EXERCISE INSTRUCTIONS: Task for the records below: copy exactly, and only, the line containing "Serialize everything readable" and every line after it to the end, with pictures left out.

[Excerpts from a dataset]
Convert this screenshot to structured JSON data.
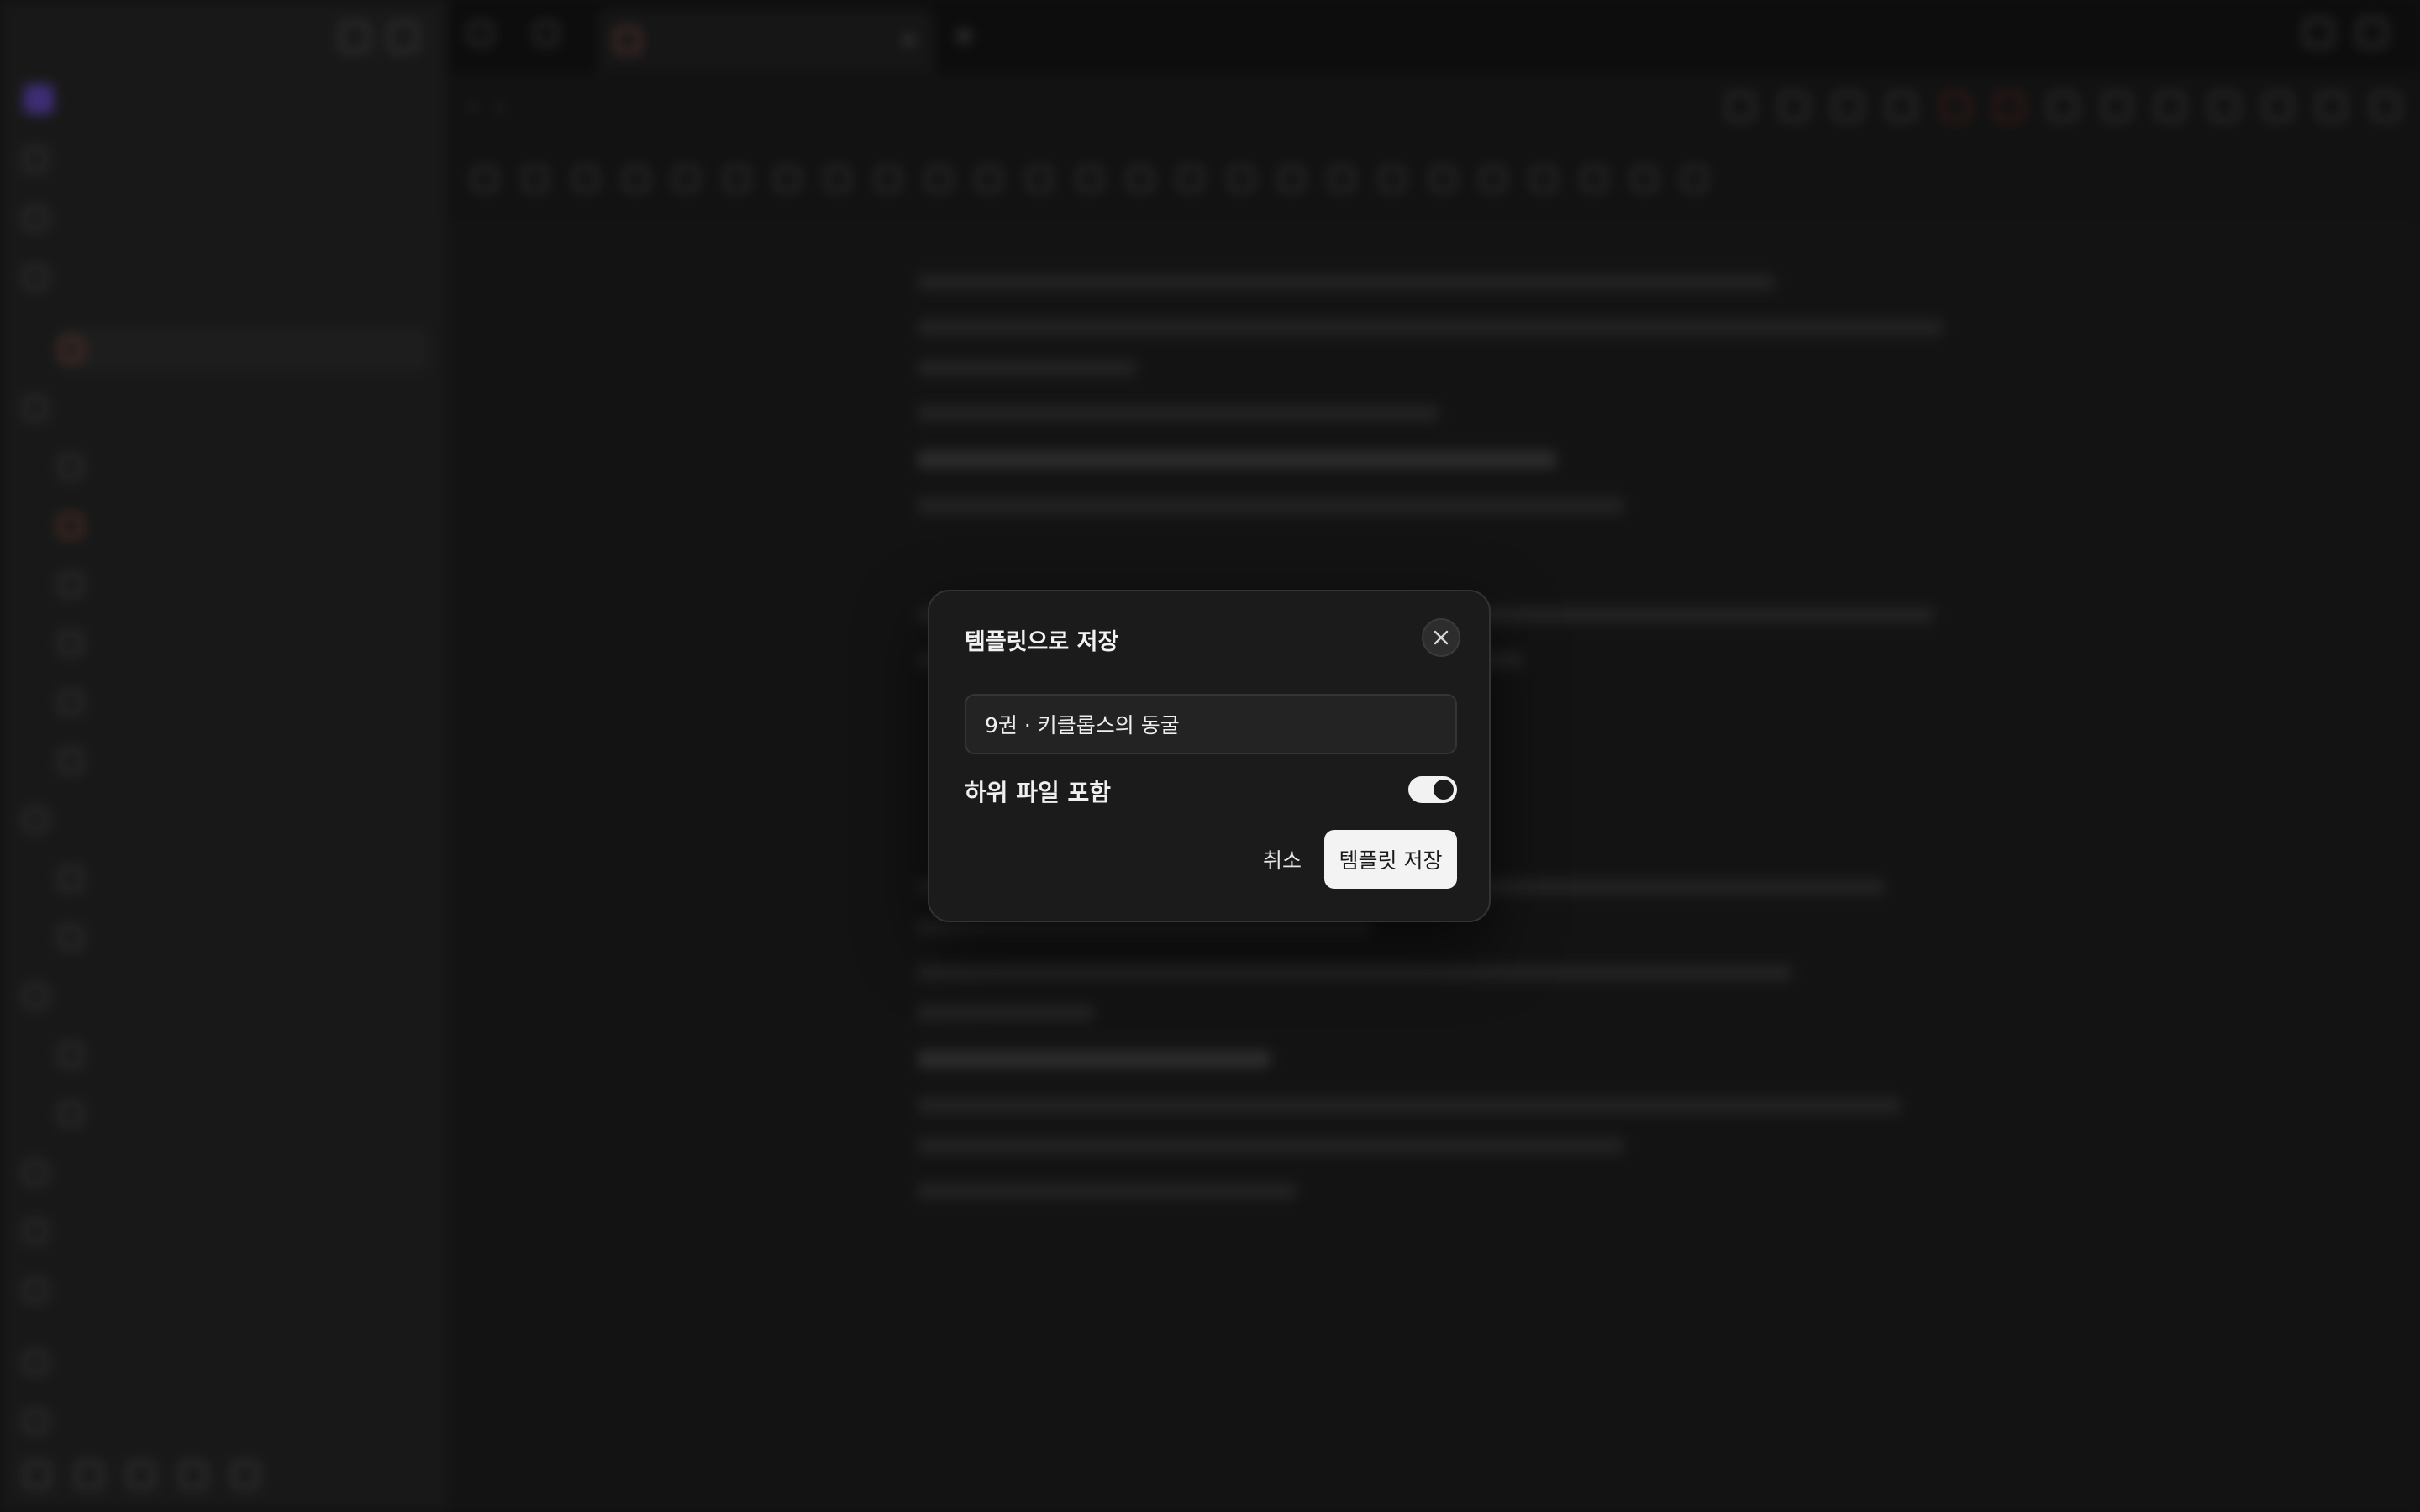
{
  "dialog": {
    "title": "템플릿으로 저장",
    "name_value": "9권 · 키클롭스의 동굴",
    "include_children_label": "하위 파일 포함",
    "include_children_on": true,
    "cancel_label": "취소",
    "save_label": "템플릿 저장"
  },
  "colors": {
    "modal_bg": "#1b1b1b",
    "primary_button": "#f3f3f3",
    "toggle_on": "#f2f2f2",
    "backdrop": "#1e1e1e"
  }
}
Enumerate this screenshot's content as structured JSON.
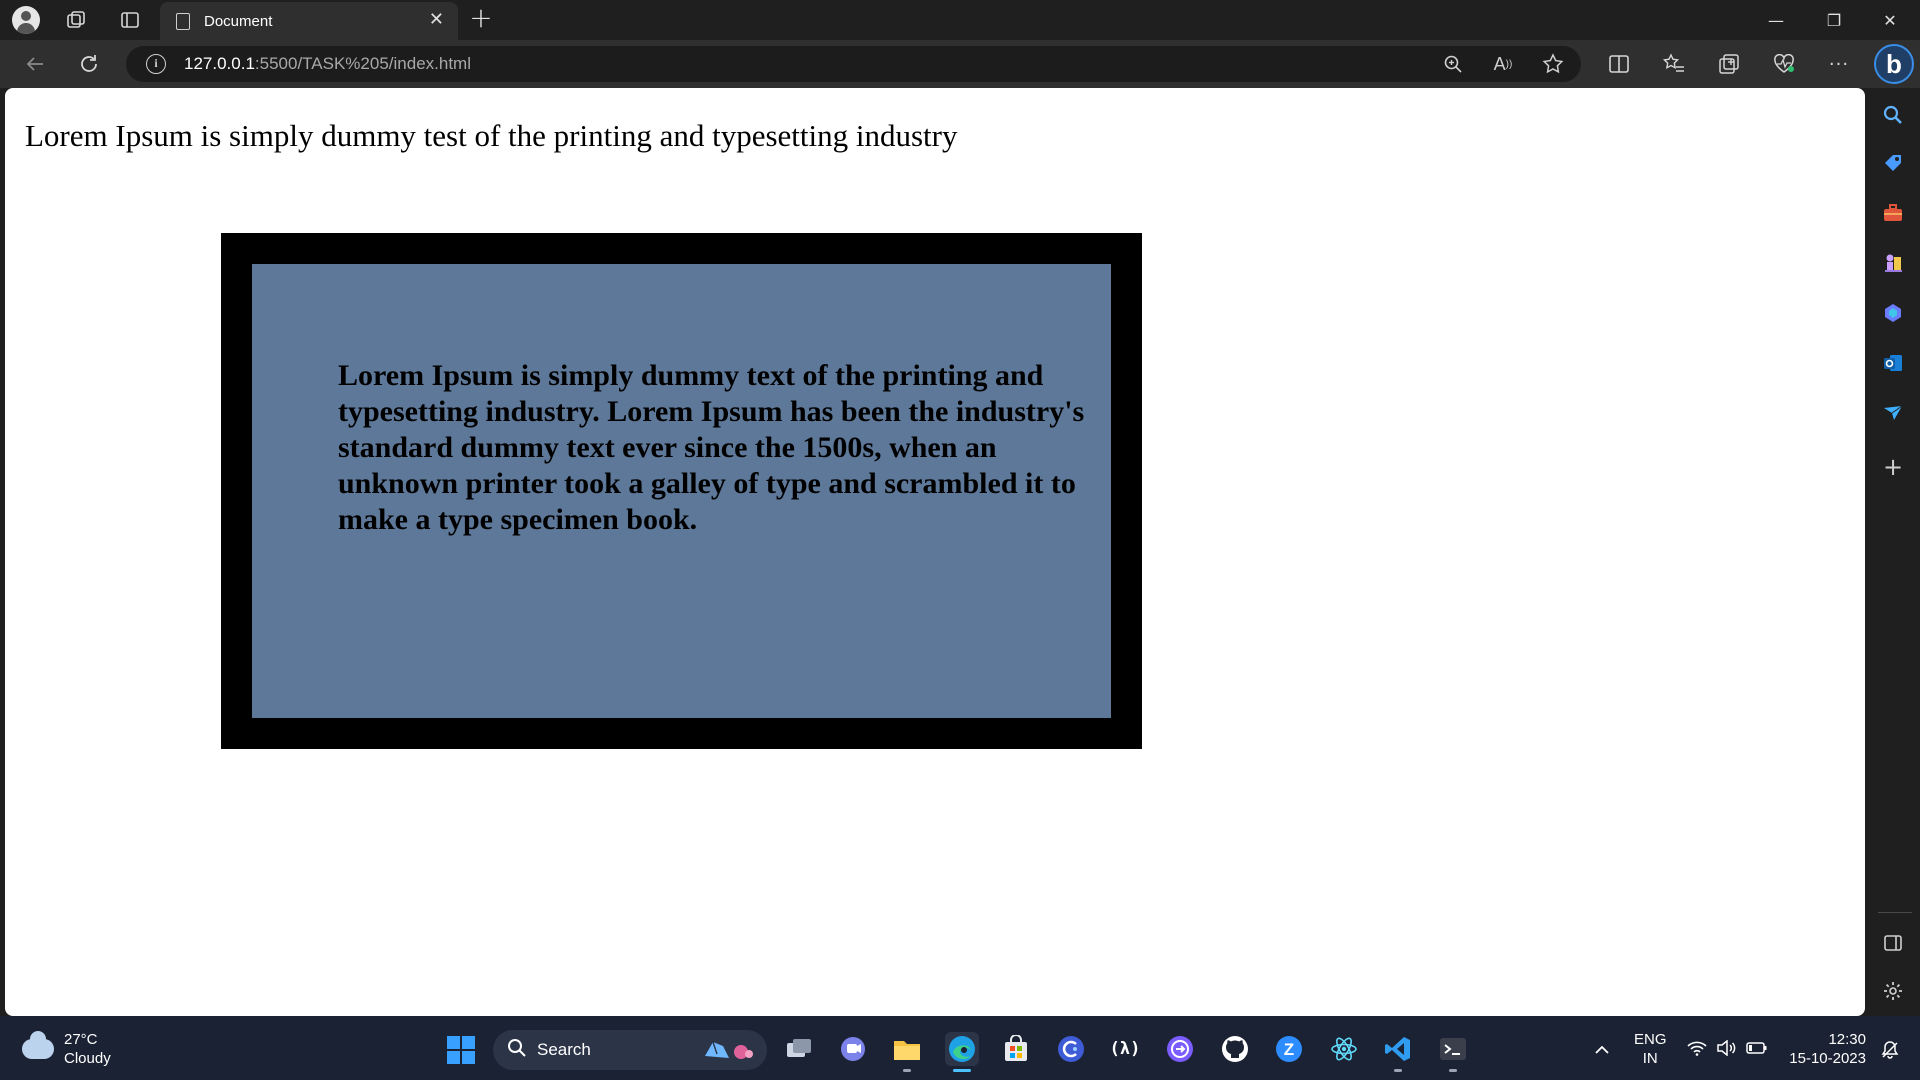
{
  "browser": {
    "tab_title": "Document",
    "tab_close": "✕",
    "new_tab": "+",
    "url_host": "127.0.0.1",
    "url_path": ":5500/TASK%205/index.html",
    "window_controls": {
      "minimize": "—",
      "restore": "❐",
      "close": "✕"
    },
    "bing_label": "b"
  },
  "page": {
    "heading": "Lorem Ipsum is simply dummy test of the printing and typesetting industry",
    "box_text": "Lorem Ipsum is simply dummy text of the printing and typesetting industry. Lorem Ipsum has been the industry's standard dummy text ever since the 1500s, when an unknown printer took a galley of type and scrambled it to make a type specimen book.",
    "colors": {
      "frame": "#000000",
      "inner": "#5e7899",
      "background": "#ffffff"
    }
  },
  "taskbar": {
    "weather_temp": "27°C",
    "weather_desc": "Cloudy",
    "search_label": "Search",
    "language": "ENG",
    "region": "IN",
    "time": "12:30",
    "date": "15-10-2023"
  },
  "icons": {
    "sidebar": [
      "search-icon",
      "tag-icon",
      "toolbox-icon",
      "chess-icon",
      "copilot-icon",
      "outlook-icon",
      "send-icon",
      "add-icon",
      "split-pane-icon",
      "settings-icon"
    ],
    "taskbar": [
      "windows-start-icon",
      "search-icon",
      "maps-icon",
      "task-view-icon",
      "teams-icon",
      "file-explorer-icon",
      "edge-icon",
      "store-icon",
      "app-c-icon",
      "app-lambda-icon",
      "app-arrow-icon",
      "github-icon",
      "zoom-icon",
      "react-icon",
      "vscode-icon",
      "terminal-icon"
    ]
  }
}
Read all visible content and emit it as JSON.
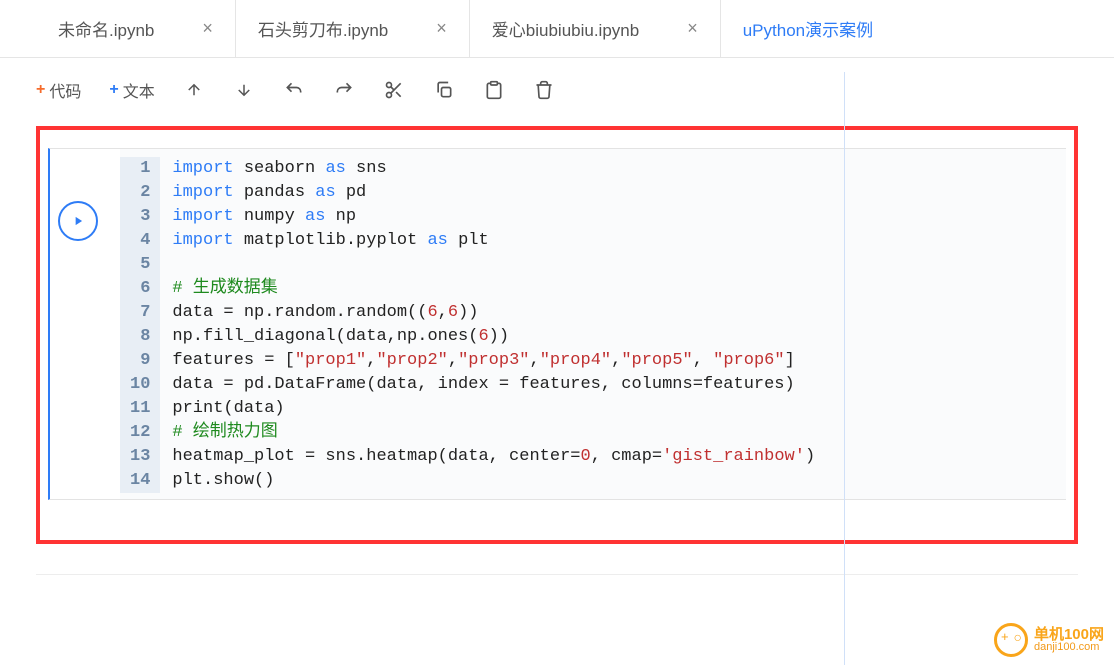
{
  "tabs": [
    {
      "label": "未命名.ipynb",
      "active": false
    },
    {
      "label": "石头剪刀布.ipynb",
      "active": false
    },
    {
      "label": "爱心biubiubiu.ipynb",
      "active": false
    },
    {
      "label": "uPython演示案例",
      "active": true
    }
  ],
  "toolbar": {
    "add_code": "代码",
    "add_text": "文本"
  },
  "code": {
    "lines": [
      {
        "n": 1,
        "tokens": [
          {
            "t": "import",
            "c": "kw"
          },
          {
            "t": " seaborn "
          },
          {
            "t": "as",
            "c": "kw"
          },
          {
            "t": " sns"
          }
        ]
      },
      {
        "n": 2,
        "tokens": [
          {
            "t": "import",
            "c": "kw"
          },
          {
            "t": " pandas "
          },
          {
            "t": "as",
            "c": "kw"
          },
          {
            "t": " pd"
          }
        ]
      },
      {
        "n": 3,
        "tokens": [
          {
            "t": "import",
            "c": "kw"
          },
          {
            "t": " numpy "
          },
          {
            "t": "as",
            "c": "kw"
          },
          {
            "t": " np"
          }
        ]
      },
      {
        "n": 4,
        "tokens": [
          {
            "t": "import",
            "c": "kw"
          },
          {
            "t": " matplotlib.pyplot "
          },
          {
            "t": "as",
            "c": "kw"
          },
          {
            "t": " plt"
          }
        ]
      },
      {
        "n": 5,
        "tokens": [
          {
            "t": ""
          }
        ]
      },
      {
        "n": 6,
        "tokens": [
          {
            "t": "# 生成数据集",
            "c": "com"
          }
        ]
      },
      {
        "n": 7,
        "tokens": [
          {
            "t": "data = np.random.random(("
          },
          {
            "t": "6",
            "c": "num"
          },
          {
            "t": ","
          },
          {
            "t": "6",
            "c": "num"
          },
          {
            "t": "))"
          }
        ]
      },
      {
        "n": 8,
        "tokens": [
          {
            "t": "np.fill_diagonal(data,np.ones("
          },
          {
            "t": "6",
            "c": "num"
          },
          {
            "t": "))"
          }
        ]
      },
      {
        "n": 9,
        "tokens": [
          {
            "t": "features = ["
          },
          {
            "t": "\"prop1\"",
            "c": "str"
          },
          {
            "t": ","
          },
          {
            "t": "\"prop2\"",
            "c": "str"
          },
          {
            "t": ","
          },
          {
            "t": "\"prop3\"",
            "c": "str"
          },
          {
            "t": ","
          },
          {
            "t": "\"prop4\"",
            "c": "str"
          },
          {
            "t": ","
          },
          {
            "t": "\"prop5\"",
            "c": "str"
          },
          {
            "t": ", "
          },
          {
            "t": "\"prop6\"",
            "c": "str"
          },
          {
            "t": "]"
          }
        ]
      },
      {
        "n": 10,
        "tokens": [
          {
            "t": "data = pd.DataFrame(data, index = features, columns=features)"
          }
        ]
      },
      {
        "n": 11,
        "tokens": [
          {
            "t": "print(data)"
          }
        ]
      },
      {
        "n": 12,
        "tokens": [
          {
            "t": "# 绘制热力图",
            "c": "com"
          }
        ]
      },
      {
        "n": 13,
        "tokens": [
          {
            "t": "heatmap_plot = sns.heatmap(data, center="
          },
          {
            "t": "0",
            "c": "num"
          },
          {
            "t": ", cmap="
          },
          {
            "t": "'gist_rainbow'",
            "c": "str"
          },
          {
            "t": ")"
          }
        ]
      },
      {
        "n": 14,
        "tokens": [
          {
            "t": "plt.show()"
          }
        ]
      }
    ]
  },
  "watermark": {
    "title": "单机100网",
    "sub": "danji100.com"
  }
}
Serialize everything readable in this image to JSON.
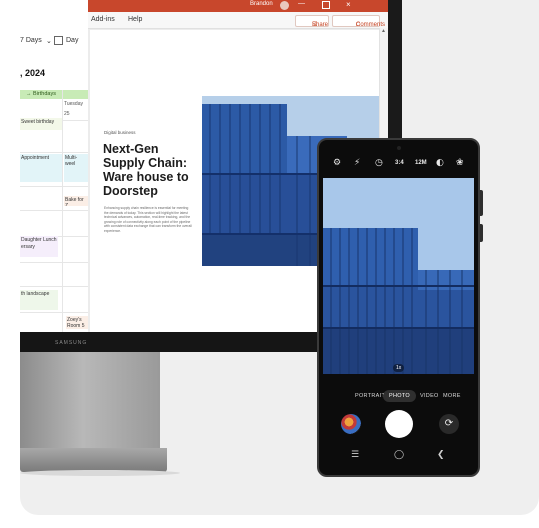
{
  "calendar": {
    "view_7days": "7 Days",
    "view_day": "Day",
    "year_fragment": ", 2024",
    "birthday_banner": "→  Birthdays",
    "day_name": "Tuesday",
    "day_number": "25",
    "events": [
      "Sweet birthday",
      "Appointment",
      "Multi-weel",
      "Bake for Z",
      "Daughter Lunch",
      "ersary",
      "th landscape",
      "Zoey's Ca",
      "Room 5"
    ]
  },
  "powerpoint": {
    "user": "Brandon",
    "menu_addins": "Add-ins",
    "menu_help": "Help",
    "share_label": "Share",
    "comments_label": "Comments",
    "slide_eyebrow": "Digital business",
    "slide_title": "Next-Gen\nSupply Chain:\nWare house to\nDoorstep",
    "slide_body": "Enhancing supply chain resilience is essential for meeting the demands of today. This section will highlight the latest technical advances, automation, real-time tracking, and the growing role of connectivity along each point of the pipeline with consistent data exchange that can transform the overall experience."
  },
  "monitor": {
    "brand": "SAMSUNG"
  },
  "phone": {
    "camera_top": {
      "ratio": "3:4",
      "megapixels": "12M"
    },
    "zoom": "1x",
    "modes": [
      "PORTRAIT",
      "PHOTO",
      "VIDEO",
      "MORE"
    ],
    "active_mode": "PHOTO"
  },
  "icons": {
    "settings": "gear-icon",
    "flash": "flash-icon",
    "timer": "timer-icon",
    "motion": "motion-photo-icon",
    "filters": "filters-icon",
    "flip": "flip-camera-icon",
    "recents": "recents-icon",
    "home": "home-icon",
    "back": "back-icon"
  },
  "colors": {
    "ppt_accent": "#c8472c",
    "birthday": "#c8ebb6",
    "container_blue": "#2f5fae",
    "sky": "#a8c7ea"
  }
}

ANSWER BOX:
Serialize everything readable in this image to JSON.
{
  "calendar": {
    "view_7days": "7 Days",
    "view_day": "Day",
    "year_fragment": ", 2024",
    "birthday_banner": "→  Birthdays",
    "day_name": "Tuesday",
    "day_number": "25",
    "events": [
      "Sweet birthday",
      "Appointment",
      "Multi-weel",
      "Bake for Z",
      "Daughter Lunch",
      "ersary",
      "th landscape",
      "Zoey's Ca",
      "Room 5"
    ]
  },
  "powerpoint": {
    "user": "Brandon",
    "menu_addins": "Add-ins",
    "menu_help": "Help",
    "share_label": "Share",
    "comments_label": "Comments",
    "slide_eyebrow": "Digital business",
    "slide_title": "Next-Gen\nSupply Chain:\nWare house to\nDoorstep",
    "slide_body": "Enhancing supply chain resilience is essential for meeting the demands of today. This section will highlight the latest technical advances, automation, real-time tracking, and the growing role of connectivity along each point of the pipeline with consistent data exchange that can transform the overall experience."
  },
  "monitor": {
    "brand": "SAMSUNG"
  },
  "phone": {
    "camera_top": {
      "ratio": "3:4",
      "megapixels": "12M"
    },
    "zoom": "1x",
    "modes": [
      "PORTRAIT",
      "PHOTO",
      "VIDEO",
      "MORE"
    ],
    "active_mode": "PHOTO"
  },
  "icons": {
    "settings": "gear-icon",
    "flash": "flash-icon",
    "timer": "timer-icon",
    "motion": "motion-photo-icon",
    "filters": "filters-icon",
    "flip": "flip-camera-icon",
    "recents": "recents-icon",
    "home": "home-icon",
    "back": "back-icon"
  },
  "colors": {
    "ppt_accent": "#c8472c",
    "birthday": "#c8ebb6",
    "container_blue": "#2f5fae",
    "sky": "#a8c7ea"
  }
}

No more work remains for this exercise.